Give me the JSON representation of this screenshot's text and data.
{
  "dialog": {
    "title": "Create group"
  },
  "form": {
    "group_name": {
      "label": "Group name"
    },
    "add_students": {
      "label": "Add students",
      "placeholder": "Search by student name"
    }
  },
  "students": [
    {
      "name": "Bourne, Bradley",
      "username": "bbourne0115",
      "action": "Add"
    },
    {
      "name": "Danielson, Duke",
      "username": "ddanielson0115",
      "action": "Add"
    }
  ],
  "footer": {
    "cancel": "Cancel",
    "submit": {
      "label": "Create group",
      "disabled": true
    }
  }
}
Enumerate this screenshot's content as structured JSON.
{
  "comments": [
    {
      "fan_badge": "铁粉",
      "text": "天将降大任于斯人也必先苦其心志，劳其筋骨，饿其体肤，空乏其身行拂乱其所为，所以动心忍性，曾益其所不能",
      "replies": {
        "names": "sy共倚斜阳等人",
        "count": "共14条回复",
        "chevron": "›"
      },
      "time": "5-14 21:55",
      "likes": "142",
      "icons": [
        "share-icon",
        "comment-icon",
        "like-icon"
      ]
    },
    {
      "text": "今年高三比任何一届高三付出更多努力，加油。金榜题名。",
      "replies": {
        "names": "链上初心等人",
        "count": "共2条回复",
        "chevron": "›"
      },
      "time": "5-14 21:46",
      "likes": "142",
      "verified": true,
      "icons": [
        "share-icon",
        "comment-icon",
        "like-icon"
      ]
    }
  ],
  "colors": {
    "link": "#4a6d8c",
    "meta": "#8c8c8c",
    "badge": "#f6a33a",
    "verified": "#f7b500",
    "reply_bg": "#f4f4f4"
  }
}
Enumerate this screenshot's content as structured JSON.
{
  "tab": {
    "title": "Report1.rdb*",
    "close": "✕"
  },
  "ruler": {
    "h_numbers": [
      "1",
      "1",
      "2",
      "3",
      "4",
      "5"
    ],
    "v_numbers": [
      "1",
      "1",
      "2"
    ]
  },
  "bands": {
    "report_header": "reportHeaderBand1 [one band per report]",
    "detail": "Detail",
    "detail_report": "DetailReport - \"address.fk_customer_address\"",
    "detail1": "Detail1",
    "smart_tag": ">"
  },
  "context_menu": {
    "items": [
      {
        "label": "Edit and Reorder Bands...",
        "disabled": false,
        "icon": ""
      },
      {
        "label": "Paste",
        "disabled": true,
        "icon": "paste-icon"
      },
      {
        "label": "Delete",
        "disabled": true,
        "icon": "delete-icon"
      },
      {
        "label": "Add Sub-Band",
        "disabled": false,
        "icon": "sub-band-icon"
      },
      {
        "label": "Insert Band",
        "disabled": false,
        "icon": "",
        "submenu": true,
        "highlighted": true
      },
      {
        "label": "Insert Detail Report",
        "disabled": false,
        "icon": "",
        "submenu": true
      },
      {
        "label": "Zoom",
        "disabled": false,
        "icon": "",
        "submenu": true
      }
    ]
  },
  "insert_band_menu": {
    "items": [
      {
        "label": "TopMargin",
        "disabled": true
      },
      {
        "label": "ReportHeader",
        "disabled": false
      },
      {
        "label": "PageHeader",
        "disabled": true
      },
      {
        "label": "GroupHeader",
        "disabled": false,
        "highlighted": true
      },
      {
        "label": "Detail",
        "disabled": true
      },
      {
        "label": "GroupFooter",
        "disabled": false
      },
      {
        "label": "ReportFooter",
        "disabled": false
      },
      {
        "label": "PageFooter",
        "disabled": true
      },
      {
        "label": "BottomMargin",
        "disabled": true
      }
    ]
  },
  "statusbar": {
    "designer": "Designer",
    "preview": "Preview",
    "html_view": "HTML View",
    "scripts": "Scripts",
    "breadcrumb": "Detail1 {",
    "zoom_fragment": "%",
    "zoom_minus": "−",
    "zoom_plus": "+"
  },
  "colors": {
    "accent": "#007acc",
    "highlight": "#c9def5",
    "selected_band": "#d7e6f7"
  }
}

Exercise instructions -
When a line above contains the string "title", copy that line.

Solution to this task -
    "title": "Create group"
    "title": "Report1.rdb*",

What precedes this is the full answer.